McGill medical student Alexander Lachapelle and Clare Lyle, a U3 Joint Honours Math and Computer Science student, are among the latest students awarded Rhodes Scholarships. This brings to 144 the number of McGill Rhodes Scholars since the awards were created in 1902 to provide for studies at the University of Oxford, the most in Canada.
The students will finish their McGill studies in May before heading out to Oxford in October for the next phase of their academic adventure.
On the verge of completing his MDCM at McGill, Alexander Lachapelle has also undertaken a formidable engineering task over the past several years – working to build better bridges between medicine and innovation.
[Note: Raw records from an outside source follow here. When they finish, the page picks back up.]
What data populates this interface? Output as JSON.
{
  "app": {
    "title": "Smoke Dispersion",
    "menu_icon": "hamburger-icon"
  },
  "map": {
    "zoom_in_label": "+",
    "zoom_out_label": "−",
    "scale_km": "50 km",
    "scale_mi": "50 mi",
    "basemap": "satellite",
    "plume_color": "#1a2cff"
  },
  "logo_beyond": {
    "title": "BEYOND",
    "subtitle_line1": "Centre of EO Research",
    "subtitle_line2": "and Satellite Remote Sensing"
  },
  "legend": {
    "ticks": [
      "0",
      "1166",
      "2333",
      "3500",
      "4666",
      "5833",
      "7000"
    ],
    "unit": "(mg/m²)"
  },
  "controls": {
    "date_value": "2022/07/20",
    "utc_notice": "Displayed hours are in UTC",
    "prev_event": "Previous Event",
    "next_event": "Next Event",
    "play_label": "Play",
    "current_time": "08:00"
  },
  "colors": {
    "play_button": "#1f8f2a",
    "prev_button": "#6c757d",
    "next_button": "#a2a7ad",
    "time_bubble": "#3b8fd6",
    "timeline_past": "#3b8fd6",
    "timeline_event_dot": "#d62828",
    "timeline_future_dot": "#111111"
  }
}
Partway through his studies, but wanting to learn the world of medical technology inside and out, Lachapelle took the road less travelled, but one he believed would best serve his vision. Putting his studies on hold for a year to work in healthcare policy, he moved to New York and joined an artificial intelligence start-up, where he worked applying machine learning to diagnostic radiology.
“Basically, we were creating deep learning algorithms to help reduce diagnostic errors and improve patient outcomes,” says Lachapelle. “It was one of the most enriching experiences of my life,” he says of his time in New York, “because it showed me two things. First, it gave me a real sense of how much machine learning can improve the quality of and the access to healthcare for patients, through early disease identification and management.
“But it also gave me insight into the complex process that goes into innovating clinical care,” Lachapelle continues. “Even once you’ve developed the technology and published the results, you still have to go through the regulatory process; you have to develop a commercialization strategy; you have to get all the right partners around the table working on the more entrepreneurial side of things, you have to teach the healthcare professionals how to use it and make sure it works, you have to update it and adapt it to changes in the literature. These are so many things you have to take on to get a new tool to the patient.”
Not surprisingly, Lachapelle plans on focusing on these interests while at Oxford. “I want to study how we can use technology – more specifically, machine learning – to improve access to healthcare, in Canada and globally. How can we work together and make sure that innovation doesn’t just live in a publication and that it actually benefits the patient?”
People working together is a common theme in Lachapelle’s life. A Terry Fox Scholar, he said he decided he decided to become a doctor when he was a teen working with the Dr. Julien Foundation, a Montreal social pediatrics enterprise that ensures children living in vulnerable circumstances have access to pediatrics care. “Rather than just treating the disease, [the Foundation] brought everyone from the child’s life around the table – from the parents to the teacher to the speech therapist to the pediatrician,” he says. “The Foundation works on dozens of projects, in Montreal and in Quebec. In this case, we developed a new summer social pediatrics program, and we raised over $200,000 to support it through partnerships with local organizations and the governments of Canada and Quebec. It made me realize firsthand the importance of the social aspect of medicine.”
As if Lachapelle wasn’t busy enough, he has also done a lot of health policy work over the past several years. Last year, he was elected to be the official representative of medical education for the International Federation of Medical Students’ Associations (IFMSA), an organization that represents some 1.3 million medical students from 127 countries.
As such, Lachapelle represented the IFMSA at conferences and meetings organized by, among others, the World Health Organization, UNESCO and the U.S. Congress. He also sat on the executive board of the World Federation for Medical Education.
“It really gave me opportunity to see what happens behind the scenes when health policies are being created,” he says. “How do you plan your health workforce; how do you ensure social accountability of the medical curriculum; how do you train the doctors of tomorrow?
“I saw a real desire for a lot of schools to teach their students to become lifelong learners,” says Lachapelle. “With medicine evolving so fast, especially on the technological side, how do you keep people in the mode where they always read the literature and stay up-to-date, so that they aren’t just learning medicine once? There is always so much more to discover!”
November 24, 2017